EXERCISE BRIEF: Pull out every line below holding the word "options".

EXERCISE DATA:
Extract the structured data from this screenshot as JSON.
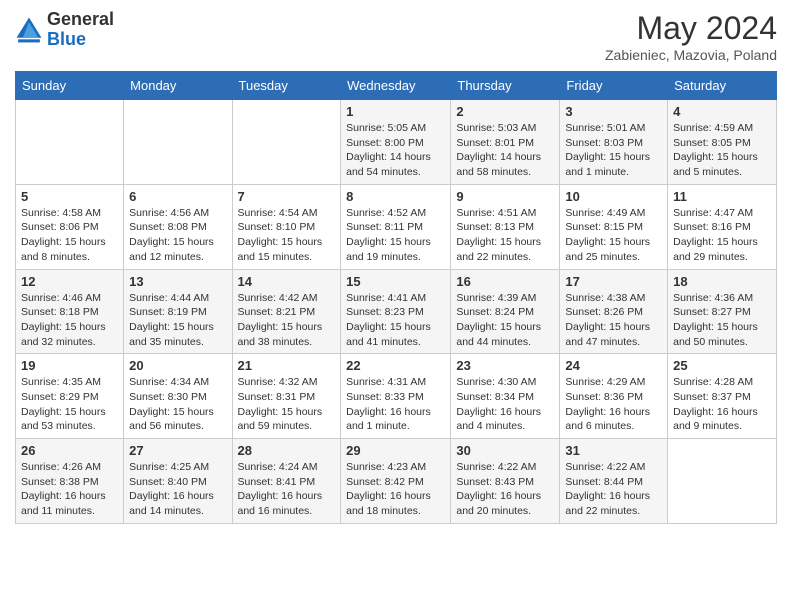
{
  "header": {
    "logo_general": "General",
    "logo_blue": "Blue",
    "month_title": "May 2024",
    "subtitle": "Zabieniec, Mazovia, Poland"
  },
  "weekdays": [
    "Sunday",
    "Monday",
    "Tuesday",
    "Wednesday",
    "Thursday",
    "Friday",
    "Saturday"
  ],
  "weeks": [
    [
      {
        "day": "",
        "info": ""
      },
      {
        "day": "",
        "info": ""
      },
      {
        "day": "",
        "info": ""
      },
      {
        "day": "1",
        "info": "Sunrise: 5:05 AM\nSunset: 8:00 PM\nDaylight: 14 hours\nand 54 minutes."
      },
      {
        "day": "2",
        "info": "Sunrise: 5:03 AM\nSunset: 8:01 PM\nDaylight: 14 hours\nand 58 minutes."
      },
      {
        "day": "3",
        "info": "Sunrise: 5:01 AM\nSunset: 8:03 PM\nDaylight: 15 hours\nand 1 minute."
      },
      {
        "day": "4",
        "info": "Sunrise: 4:59 AM\nSunset: 8:05 PM\nDaylight: 15 hours\nand 5 minutes."
      }
    ],
    [
      {
        "day": "5",
        "info": "Sunrise: 4:58 AM\nSunset: 8:06 PM\nDaylight: 15 hours\nand 8 minutes."
      },
      {
        "day": "6",
        "info": "Sunrise: 4:56 AM\nSunset: 8:08 PM\nDaylight: 15 hours\nand 12 minutes."
      },
      {
        "day": "7",
        "info": "Sunrise: 4:54 AM\nSunset: 8:10 PM\nDaylight: 15 hours\nand 15 minutes."
      },
      {
        "day": "8",
        "info": "Sunrise: 4:52 AM\nSunset: 8:11 PM\nDaylight: 15 hours\nand 19 minutes."
      },
      {
        "day": "9",
        "info": "Sunrise: 4:51 AM\nSunset: 8:13 PM\nDaylight: 15 hours\nand 22 minutes."
      },
      {
        "day": "10",
        "info": "Sunrise: 4:49 AM\nSunset: 8:15 PM\nDaylight: 15 hours\nand 25 minutes."
      },
      {
        "day": "11",
        "info": "Sunrise: 4:47 AM\nSunset: 8:16 PM\nDaylight: 15 hours\nand 29 minutes."
      }
    ],
    [
      {
        "day": "12",
        "info": "Sunrise: 4:46 AM\nSunset: 8:18 PM\nDaylight: 15 hours\nand 32 minutes."
      },
      {
        "day": "13",
        "info": "Sunrise: 4:44 AM\nSunset: 8:19 PM\nDaylight: 15 hours\nand 35 minutes."
      },
      {
        "day": "14",
        "info": "Sunrise: 4:42 AM\nSunset: 8:21 PM\nDaylight: 15 hours\nand 38 minutes."
      },
      {
        "day": "15",
        "info": "Sunrise: 4:41 AM\nSunset: 8:23 PM\nDaylight: 15 hours\nand 41 minutes."
      },
      {
        "day": "16",
        "info": "Sunrise: 4:39 AM\nSunset: 8:24 PM\nDaylight: 15 hours\nand 44 minutes."
      },
      {
        "day": "17",
        "info": "Sunrise: 4:38 AM\nSunset: 8:26 PM\nDaylight: 15 hours\nand 47 minutes."
      },
      {
        "day": "18",
        "info": "Sunrise: 4:36 AM\nSunset: 8:27 PM\nDaylight: 15 hours\nand 50 minutes."
      }
    ],
    [
      {
        "day": "19",
        "info": "Sunrise: 4:35 AM\nSunset: 8:29 PM\nDaylight: 15 hours\nand 53 minutes."
      },
      {
        "day": "20",
        "info": "Sunrise: 4:34 AM\nSunset: 8:30 PM\nDaylight: 15 hours\nand 56 minutes."
      },
      {
        "day": "21",
        "info": "Sunrise: 4:32 AM\nSunset: 8:31 PM\nDaylight: 15 hours\nand 59 minutes."
      },
      {
        "day": "22",
        "info": "Sunrise: 4:31 AM\nSunset: 8:33 PM\nDaylight: 16 hours\nand 1 minute."
      },
      {
        "day": "23",
        "info": "Sunrise: 4:30 AM\nSunset: 8:34 PM\nDaylight: 16 hours\nand 4 minutes."
      },
      {
        "day": "24",
        "info": "Sunrise: 4:29 AM\nSunset: 8:36 PM\nDaylight: 16 hours\nand 6 minutes."
      },
      {
        "day": "25",
        "info": "Sunrise: 4:28 AM\nSunset: 8:37 PM\nDaylight: 16 hours\nand 9 minutes."
      }
    ],
    [
      {
        "day": "26",
        "info": "Sunrise: 4:26 AM\nSunset: 8:38 PM\nDaylight: 16 hours\nand 11 minutes."
      },
      {
        "day": "27",
        "info": "Sunrise: 4:25 AM\nSunset: 8:40 PM\nDaylight: 16 hours\nand 14 minutes."
      },
      {
        "day": "28",
        "info": "Sunrise: 4:24 AM\nSunset: 8:41 PM\nDaylight: 16 hours\nand 16 minutes."
      },
      {
        "day": "29",
        "info": "Sunrise: 4:23 AM\nSunset: 8:42 PM\nDaylight: 16 hours\nand 18 minutes."
      },
      {
        "day": "30",
        "info": "Sunrise: 4:22 AM\nSunset: 8:43 PM\nDaylight: 16 hours\nand 20 minutes."
      },
      {
        "day": "31",
        "info": "Sunrise: 4:22 AM\nSunset: 8:44 PM\nDaylight: 16 hours\nand 22 minutes."
      },
      {
        "day": "",
        "info": ""
      }
    ]
  ]
}
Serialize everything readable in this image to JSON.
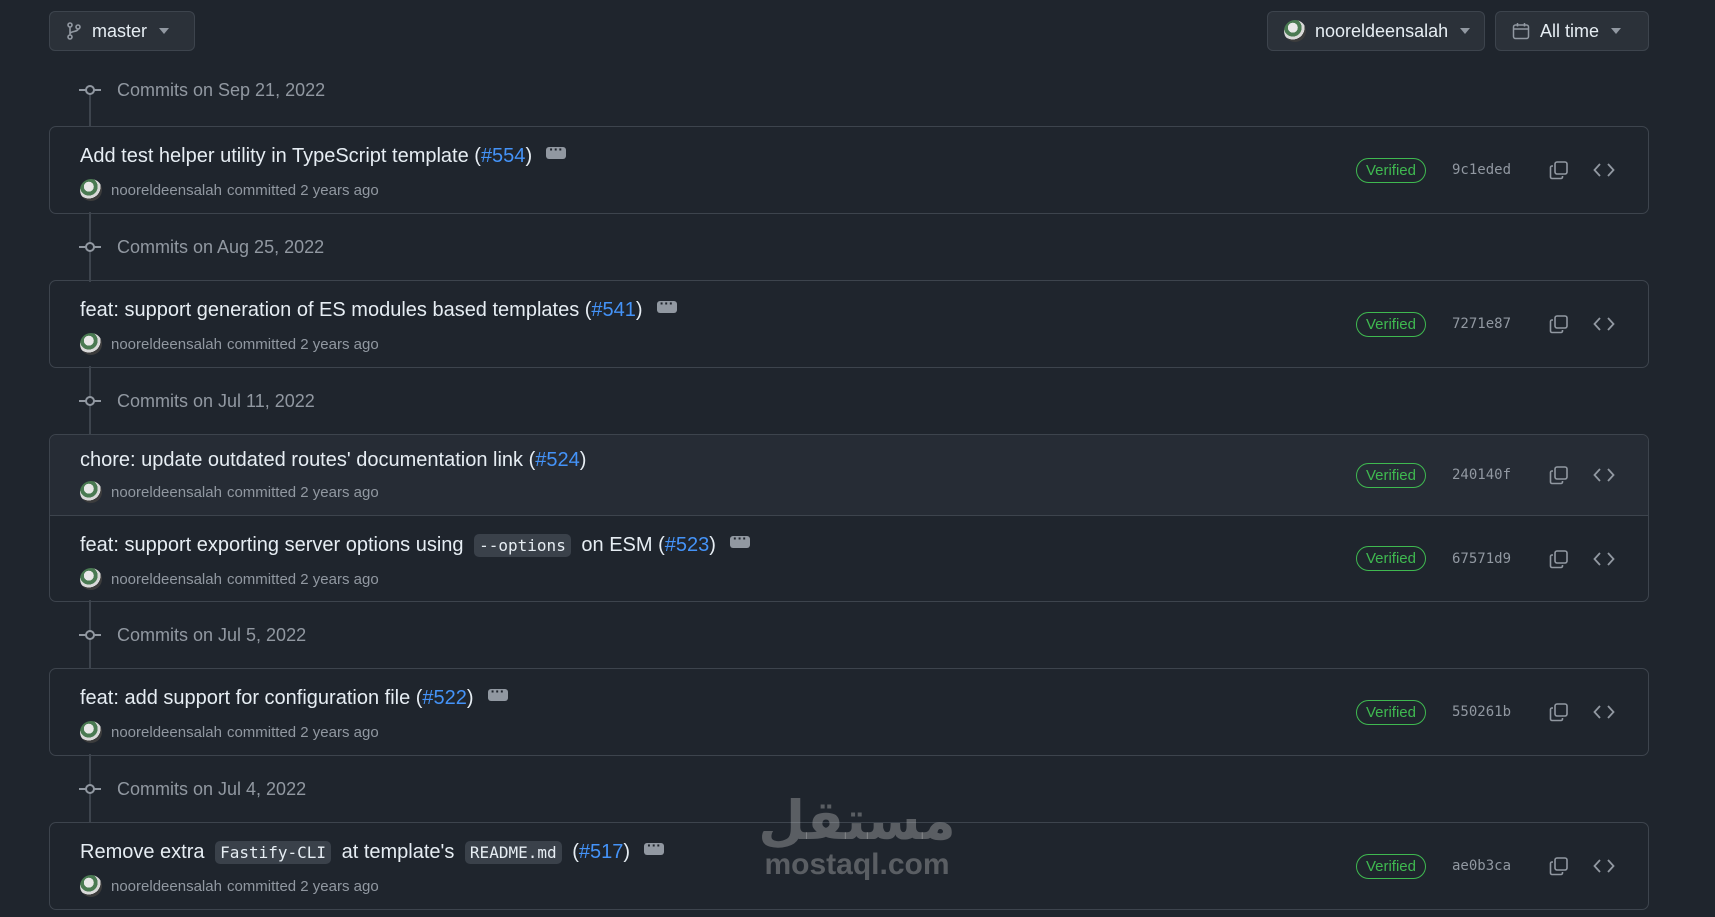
{
  "toolbar": {
    "branch": "master",
    "author": "nooreldeensalah",
    "time_filter": "All time"
  },
  "groups": [
    {
      "date": "Commits on Sep 21, 2022",
      "commits": [
        {
          "title": "Add test helper utility in TypeScript template (",
          "pr": "#554",
          "after": ")",
          "author": "nooreldeensalah",
          "action": "committed",
          "when": "2 years ago",
          "status": "Verified",
          "sha": "9c1eded"
        }
      ]
    },
    {
      "date": "Commits on Aug 25, 2022",
      "commits": [
        {
          "title": "feat: support generation of ES modules based templates (",
          "pr": "#541",
          "after": ")",
          "author": "nooreldeensalah",
          "action": "committed",
          "when": "2 years ago",
          "status": "Verified",
          "sha": "7271e87"
        }
      ]
    },
    {
      "date": "Commits on Jul 11, 2022",
      "commits": [
        {
          "title": "chore: update outdated routes' documentation link (",
          "pr": "#524",
          "after": ")",
          "author": "nooreldeensalah",
          "action": "committed",
          "when": "2 years ago",
          "status": "Verified",
          "sha": "240140f"
        },
        {
          "title_a": "feat: support exporting server options using",
          "code": "--options",
          "title_b": "on ESM (",
          "pr": "#523",
          "after": ")",
          "author": "nooreldeensalah",
          "action": "committed",
          "when": "2 years ago",
          "status": "Verified",
          "sha": "67571d9"
        }
      ]
    },
    {
      "date": "Commits on Jul 5, 2022",
      "commits": [
        {
          "title": "feat: add support for configuration file (",
          "pr": "#522",
          "after": ")",
          "author": "nooreldeensalah",
          "action": "committed",
          "when": "2 years ago",
          "status": "Verified",
          "sha": "550261b"
        }
      ]
    },
    {
      "date": "Commits on Jul 4, 2022",
      "commits": [
        {
          "title_a": "Remove extra",
          "code": "Fastify-CLI",
          "title_b": "at template's",
          "code2": "README.md",
          "title_c": "(",
          "pr": "#517",
          "after": ")",
          "author": "nooreldeensalah",
          "action": "committed",
          "when": "2 years ago",
          "status": "Verified",
          "sha": "ae0b3ca"
        }
      ]
    }
  ],
  "watermark": {
    "arabic": "مستقل",
    "latin": "mostaql.com"
  }
}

ANSWER TO THIS PROBLEM:
          "title_a": "feat: support exporting server options using",
          "code": "--options",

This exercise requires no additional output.